* [TASK ITEM]: Could you count the lines in the data that contain "desc"? Reply with the number only.
MATERIAL FOR THIS TASK Start Marker
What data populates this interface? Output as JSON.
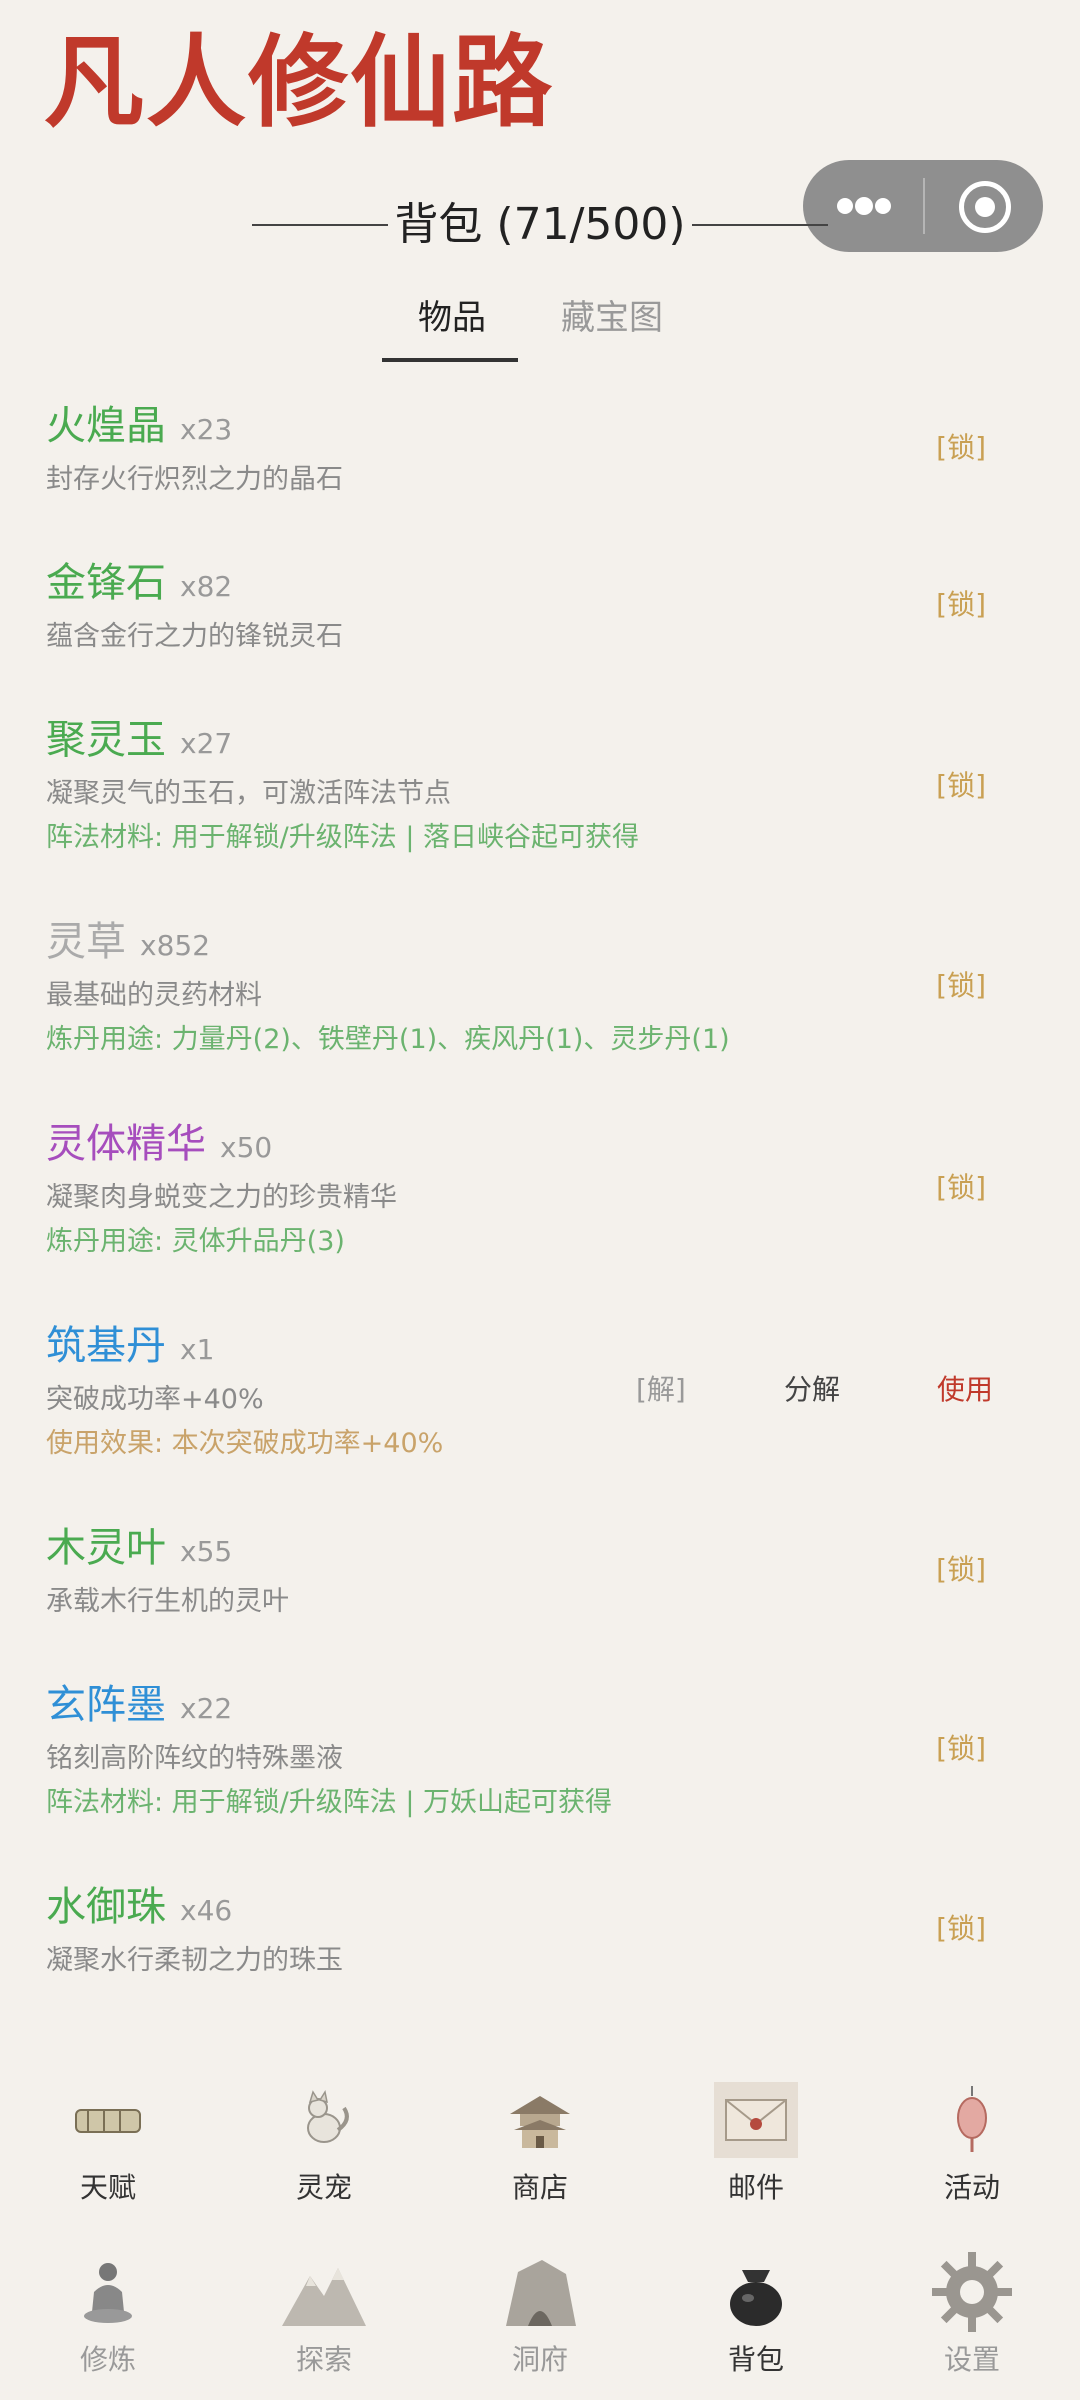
{
  "app": {
    "title": "凡人修仙路"
  },
  "header": {
    "bag_title": "背包 (71/500)"
  },
  "tabs": [
    {
      "label": "物品",
      "active": true
    },
    {
      "label": "藏宝图",
      "active": false
    }
  ],
  "items": [
    {
      "name": "火煌晶",
      "qty": "x23",
      "desc": "封存火行炽烈之力的晶石",
      "lock": "[锁]",
      "color": "#4aaa50"
    },
    {
      "name": "金锋石",
      "qty": "x82",
      "desc": "蕴含金行之力的锋锐灵石",
      "lock": "[锁]",
      "color": "#4aaa50"
    },
    {
      "name": "聚灵玉",
      "qty": "x27",
      "desc": "凝聚灵气的玉石，可激活阵法节点",
      "extra": "阵法材料: 用于解锁/升级阵法 | 落日峡谷起可获得",
      "lock": "[锁]",
      "color": "#4aaa50"
    },
    {
      "name": "灵草",
      "qty": "x852",
      "desc": "最基础的灵药材料",
      "extra": "炼丹用途: 力量丹(2)、铁壁丹(1)、疾风丹(1)、灵步丹(1)",
      "lock": "[锁]",
      "color": "#aaaaaa"
    },
    {
      "name": "灵体精华",
      "qty": "x50",
      "desc": "凝聚肉身蜕变之力的珍贵精华",
      "extra": "炼丹用途: 灵体升品丹(3)",
      "lock": "[锁]",
      "color": "#a64dbd"
    },
    {
      "name": "筑基丹",
      "qty": "x1",
      "desc": "突破成功率+40%",
      "extra": "使用效果: 本次突破成功率+40%",
      "unlock": "[解]",
      "decompose": "分解",
      "use": "使用",
      "color": "#2f8fd6"
    },
    {
      "name": "木灵叶",
      "qty": "x55",
      "desc": "承载木行生机的灵叶",
      "lock": "[锁]",
      "color": "#4aaa50"
    },
    {
      "name": "玄阵墨",
      "qty": "x22",
      "desc": "铭刻高阶阵纹的特殊墨液",
      "extra": "阵法材料: 用于解锁/升级阵法 | 万妖山起可获得",
      "lock": "[锁]",
      "color": "#2f8fd6"
    },
    {
      "name": "水御珠",
      "qty": "x46",
      "desc": "凝聚水行柔韧之力的珠玉",
      "lock": "[锁]",
      "color": "#4aaa50"
    }
  ],
  "nav_top": [
    {
      "label": "天赋",
      "icon": "scroll-icon"
    },
    {
      "label": "灵宠",
      "icon": "fox-icon"
    },
    {
      "label": "商店",
      "icon": "pavilion-icon"
    },
    {
      "label": "邮件",
      "icon": "envelope-icon"
    },
    {
      "label": "活动",
      "icon": "lantern-icon"
    }
  ],
  "nav_bottom": [
    {
      "label": "修炼",
      "icon": "meditation-icon"
    },
    {
      "label": "探索",
      "icon": "mountain-icon"
    },
    {
      "label": "洞府",
      "icon": "cave-icon"
    },
    {
      "label": "背包",
      "icon": "pouch-icon",
      "active": true
    },
    {
      "label": "设置",
      "icon": "gear-icon"
    }
  ]
}
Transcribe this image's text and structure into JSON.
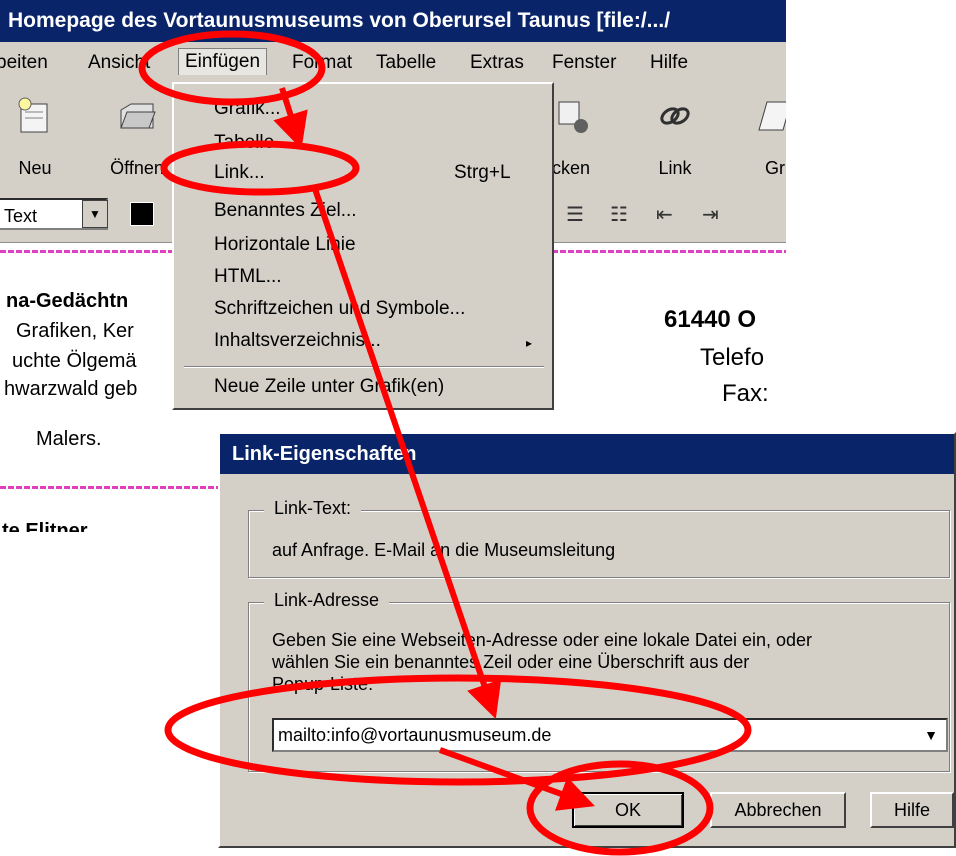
{
  "window": {
    "title": "Homepage des Vortaunusmuseums von Oberursel Taunus [file:/.../"
  },
  "menubar": {
    "items": [
      "beiten",
      "Ansicht",
      "Einfügen",
      "Format",
      "Tabelle",
      "Extras",
      "Fenster",
      "Hilfe"
    ]
  },
  "toolbar": {
    "buttons": [
      {
        "label": "Neu",
        "icon": "new-document-icon"
      },
      {
        "label": "Öffnen",
        "icon": "open-folder-icon"
      },
      {
        "label": "cken",
        "icon": "print-icon"
      },
      {
        "label": "Link",
        "icon": "link-icon"
      },
      {
        "label": "Gr",
        "icon": "image-icon"
      }
    ]
  },
  "formatbar": {
    "style_value": "Text"
  },
  "content": {
    "left_lines": [
      "na-Gedächtn",
      "Grafiken, Ker",
      "uchte Ölgemä",
      "hwarzwald geb",
      "Malers.",
      "te Elitner"
    ],
    "right_lines": [
      "61440 O",
      "Telefo",
      "Fax:"
    ]
  },
  "dropdown": {
    "items": [
      {
        "label": "Grafik..."
      },
      {
        "label": "Tabelle"
      },
      {
        "label": "Link...",
        "shortcut": "Strg+L"
      },
      {
        "label": "Benanntes Ziel..."
      },
      {
        "label": "Horizontale Linie"
      },
      {
        "label": "HTML..."
      },
      {
        "label": "Schriftzeichen und Symbole..."
      },
      {
        "label": "Inhaltsverzeichnis...",
        "submenu": "▸"
      },
      {
        "label": "Neue Zeile unter Grafik(en)"
      }
    ]
  },
  "dialog": {
    "title": "Link-Eigenschaften",
    "link_text_legend": "Link-Text:",
    "link_text_value": "auf Anfrage. E-Mail an die Museumsleitung",
    "link_address_legend": "Link-Adresse",
    "help_line1": "Geben Sie eine Webseiten-Adresse oder eine lokale Datei ein, oder",
    "help_line2": "wählen Sie ein benanntes Zeil oder eine Überschrift aus der",
    "help_line3": "Popup-Liste:",
    "address_value": "mailto:info@vortaunusmuseum.de",
    "ok_label": "OK",
    "cancel_label": "Abbrechen",
    "help_label": "Hilfe"
  },
  "colors": {
    "annotation": "#ff0000",
    "titlebar": "#0a246a",
    "chrome": "#d4d0c8"
  }
}
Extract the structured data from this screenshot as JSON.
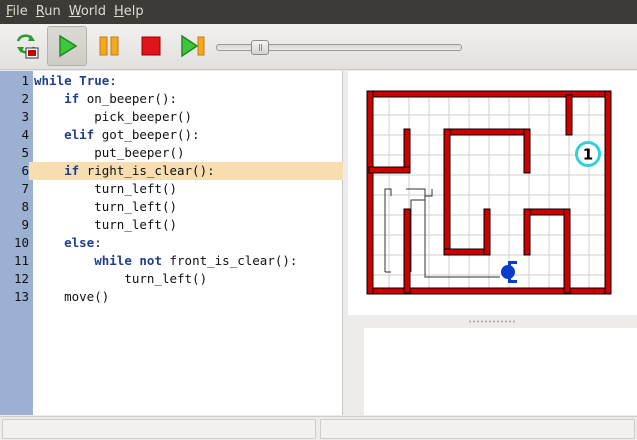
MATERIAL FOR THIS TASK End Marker
* [WRITTEN SOLUTION]: 9